**ABOUT THIS EXERCISE**: Below are the entries; return exactly the line with "Convert this screenshot" and every later line, without anything else.

Collected data:
════════════════════

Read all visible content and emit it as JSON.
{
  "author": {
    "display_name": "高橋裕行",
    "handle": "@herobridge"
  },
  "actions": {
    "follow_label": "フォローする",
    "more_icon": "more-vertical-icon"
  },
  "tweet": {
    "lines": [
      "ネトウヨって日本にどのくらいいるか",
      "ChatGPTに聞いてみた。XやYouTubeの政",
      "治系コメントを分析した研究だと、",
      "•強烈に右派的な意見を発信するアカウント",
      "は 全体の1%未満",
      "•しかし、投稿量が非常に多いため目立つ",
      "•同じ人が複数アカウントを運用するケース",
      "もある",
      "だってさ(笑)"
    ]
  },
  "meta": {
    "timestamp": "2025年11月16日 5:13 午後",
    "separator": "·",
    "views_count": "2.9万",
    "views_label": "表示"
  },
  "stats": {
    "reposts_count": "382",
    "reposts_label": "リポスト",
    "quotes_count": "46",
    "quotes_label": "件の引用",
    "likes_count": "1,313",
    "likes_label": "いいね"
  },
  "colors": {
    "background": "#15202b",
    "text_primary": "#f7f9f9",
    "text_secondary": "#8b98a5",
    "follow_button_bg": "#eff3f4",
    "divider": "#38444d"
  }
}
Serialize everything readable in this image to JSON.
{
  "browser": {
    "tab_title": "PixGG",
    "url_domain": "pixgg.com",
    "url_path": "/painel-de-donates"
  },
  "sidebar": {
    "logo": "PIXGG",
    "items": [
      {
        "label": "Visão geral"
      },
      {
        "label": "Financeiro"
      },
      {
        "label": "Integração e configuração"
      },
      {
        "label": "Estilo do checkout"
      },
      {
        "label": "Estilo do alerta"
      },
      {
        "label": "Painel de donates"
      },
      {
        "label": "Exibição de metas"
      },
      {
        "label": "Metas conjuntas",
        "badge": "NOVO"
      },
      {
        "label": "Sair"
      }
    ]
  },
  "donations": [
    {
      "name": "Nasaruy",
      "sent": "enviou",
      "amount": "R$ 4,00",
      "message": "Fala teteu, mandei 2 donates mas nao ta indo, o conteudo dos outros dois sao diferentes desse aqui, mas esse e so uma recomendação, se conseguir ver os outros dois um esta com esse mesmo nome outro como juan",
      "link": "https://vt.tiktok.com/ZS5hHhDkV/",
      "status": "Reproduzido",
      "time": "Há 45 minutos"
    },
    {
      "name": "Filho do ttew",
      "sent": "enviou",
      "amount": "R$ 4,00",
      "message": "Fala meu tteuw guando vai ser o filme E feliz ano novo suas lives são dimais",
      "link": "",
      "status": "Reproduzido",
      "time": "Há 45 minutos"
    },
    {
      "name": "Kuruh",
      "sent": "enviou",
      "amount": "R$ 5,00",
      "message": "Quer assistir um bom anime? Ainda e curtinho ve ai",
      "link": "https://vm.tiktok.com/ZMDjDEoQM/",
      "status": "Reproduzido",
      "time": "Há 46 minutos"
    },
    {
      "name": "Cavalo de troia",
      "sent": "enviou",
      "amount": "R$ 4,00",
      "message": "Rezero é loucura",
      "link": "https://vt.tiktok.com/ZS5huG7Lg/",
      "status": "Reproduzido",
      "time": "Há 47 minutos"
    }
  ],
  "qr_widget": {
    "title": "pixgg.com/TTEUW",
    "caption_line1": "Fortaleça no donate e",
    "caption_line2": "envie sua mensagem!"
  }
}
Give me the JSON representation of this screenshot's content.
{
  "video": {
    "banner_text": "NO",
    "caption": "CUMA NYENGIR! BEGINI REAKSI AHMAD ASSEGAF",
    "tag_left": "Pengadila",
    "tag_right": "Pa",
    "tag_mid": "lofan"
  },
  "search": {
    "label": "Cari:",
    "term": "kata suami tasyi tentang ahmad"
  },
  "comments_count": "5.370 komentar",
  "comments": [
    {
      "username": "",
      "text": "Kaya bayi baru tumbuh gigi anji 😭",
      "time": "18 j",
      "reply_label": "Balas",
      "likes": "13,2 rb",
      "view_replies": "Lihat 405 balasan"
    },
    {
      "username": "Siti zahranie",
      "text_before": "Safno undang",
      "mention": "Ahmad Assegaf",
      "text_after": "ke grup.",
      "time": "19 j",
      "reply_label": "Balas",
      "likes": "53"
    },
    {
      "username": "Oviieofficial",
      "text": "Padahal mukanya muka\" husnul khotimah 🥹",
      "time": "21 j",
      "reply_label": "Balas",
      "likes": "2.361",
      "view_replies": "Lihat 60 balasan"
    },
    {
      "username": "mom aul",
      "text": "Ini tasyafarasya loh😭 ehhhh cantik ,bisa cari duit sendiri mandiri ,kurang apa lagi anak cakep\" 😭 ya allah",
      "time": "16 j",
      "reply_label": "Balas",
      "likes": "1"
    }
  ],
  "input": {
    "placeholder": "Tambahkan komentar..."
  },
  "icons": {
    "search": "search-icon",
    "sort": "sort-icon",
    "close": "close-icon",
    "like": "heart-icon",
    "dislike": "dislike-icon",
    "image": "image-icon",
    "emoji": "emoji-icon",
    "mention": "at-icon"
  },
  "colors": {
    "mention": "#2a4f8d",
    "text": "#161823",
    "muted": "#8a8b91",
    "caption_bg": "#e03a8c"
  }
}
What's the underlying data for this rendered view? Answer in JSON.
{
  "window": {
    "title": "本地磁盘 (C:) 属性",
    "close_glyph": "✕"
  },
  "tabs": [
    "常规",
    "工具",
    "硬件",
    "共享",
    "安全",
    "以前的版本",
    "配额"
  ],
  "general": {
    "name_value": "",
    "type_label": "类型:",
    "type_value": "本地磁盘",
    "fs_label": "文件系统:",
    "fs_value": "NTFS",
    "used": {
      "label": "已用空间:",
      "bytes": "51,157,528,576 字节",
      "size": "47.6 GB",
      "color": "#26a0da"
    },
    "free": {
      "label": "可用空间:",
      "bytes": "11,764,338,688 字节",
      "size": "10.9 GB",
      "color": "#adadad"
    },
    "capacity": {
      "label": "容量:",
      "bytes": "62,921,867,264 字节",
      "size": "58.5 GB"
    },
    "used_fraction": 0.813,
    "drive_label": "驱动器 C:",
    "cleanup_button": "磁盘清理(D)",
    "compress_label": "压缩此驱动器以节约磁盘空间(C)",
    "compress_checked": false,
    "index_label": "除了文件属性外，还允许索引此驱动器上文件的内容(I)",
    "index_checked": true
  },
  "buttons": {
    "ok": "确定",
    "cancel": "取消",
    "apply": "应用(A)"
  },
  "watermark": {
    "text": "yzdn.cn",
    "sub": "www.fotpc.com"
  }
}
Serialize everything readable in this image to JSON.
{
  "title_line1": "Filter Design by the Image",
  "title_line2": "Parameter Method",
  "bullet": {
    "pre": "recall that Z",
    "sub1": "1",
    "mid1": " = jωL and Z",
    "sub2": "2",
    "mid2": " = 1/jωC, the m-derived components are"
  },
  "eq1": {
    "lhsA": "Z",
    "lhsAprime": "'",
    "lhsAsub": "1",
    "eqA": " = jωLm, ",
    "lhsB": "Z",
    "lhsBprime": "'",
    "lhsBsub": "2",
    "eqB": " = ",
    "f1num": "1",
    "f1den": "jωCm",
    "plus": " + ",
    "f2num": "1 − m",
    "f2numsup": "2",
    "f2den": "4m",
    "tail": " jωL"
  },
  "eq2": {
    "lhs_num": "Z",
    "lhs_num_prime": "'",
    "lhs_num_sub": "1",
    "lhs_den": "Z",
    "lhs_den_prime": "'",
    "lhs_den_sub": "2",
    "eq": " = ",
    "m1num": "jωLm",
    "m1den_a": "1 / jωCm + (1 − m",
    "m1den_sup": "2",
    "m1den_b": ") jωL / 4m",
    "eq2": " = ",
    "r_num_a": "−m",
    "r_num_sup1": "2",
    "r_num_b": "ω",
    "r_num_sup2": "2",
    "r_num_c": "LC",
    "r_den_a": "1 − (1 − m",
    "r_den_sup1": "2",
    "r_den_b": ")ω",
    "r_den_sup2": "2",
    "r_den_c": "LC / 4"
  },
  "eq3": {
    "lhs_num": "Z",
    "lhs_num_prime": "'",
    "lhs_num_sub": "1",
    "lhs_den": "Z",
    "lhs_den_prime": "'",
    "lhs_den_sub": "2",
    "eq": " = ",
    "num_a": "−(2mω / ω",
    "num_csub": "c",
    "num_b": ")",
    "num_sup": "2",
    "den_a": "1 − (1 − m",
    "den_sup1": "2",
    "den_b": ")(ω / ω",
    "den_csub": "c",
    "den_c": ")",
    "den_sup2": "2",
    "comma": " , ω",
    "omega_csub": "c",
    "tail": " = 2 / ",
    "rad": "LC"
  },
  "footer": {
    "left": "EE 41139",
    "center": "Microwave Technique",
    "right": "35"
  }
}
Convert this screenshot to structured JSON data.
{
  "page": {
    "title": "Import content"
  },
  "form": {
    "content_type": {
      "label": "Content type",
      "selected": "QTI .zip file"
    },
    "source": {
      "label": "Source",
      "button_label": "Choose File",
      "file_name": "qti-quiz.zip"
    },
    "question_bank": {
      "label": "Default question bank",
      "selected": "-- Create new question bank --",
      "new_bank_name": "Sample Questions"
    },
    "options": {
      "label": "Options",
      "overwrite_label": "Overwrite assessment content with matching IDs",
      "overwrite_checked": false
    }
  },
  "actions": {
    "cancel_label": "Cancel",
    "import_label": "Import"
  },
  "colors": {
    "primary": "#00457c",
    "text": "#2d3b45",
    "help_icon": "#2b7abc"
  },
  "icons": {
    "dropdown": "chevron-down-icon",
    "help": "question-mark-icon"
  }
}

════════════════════

**OUTPUT FOR THIS EXERCISE**:
Convert this screenshot to structured JSON data.
{
  "page": {
    "title": "Import content"
  },
  "form": {
    "content_type": {
      "label": "Content type",
      "selected": "QTI .zip file"
    },
    "source": {
      "label": "Source",
      "button_label": "Choose File",
      "file_name": "qti-quiz.zip"
    },
    "question_bank": {
      "label": "Default question bank",
      "selected": "-- Create new question bank --",
      "new_bank_name": "Sample Questions"
    },
    "options": {
      "label": "Options",
      "overwrite_label": "Overwrite assessment content with matching IDs",
      "overwrite_checked": false
    }
  },
  "actions": {
    "cancel_label": "Cancel",
    "import_label": "Import"
  },
  "colors": {
    "primary": "#00457c",
    "text": "#2d3b45",
    "help_icon": "#2b7abc"
  },
  "icons": {
    "dropdown": "chevron-down-icon",
    "help": "question-mark-icon"
  }
}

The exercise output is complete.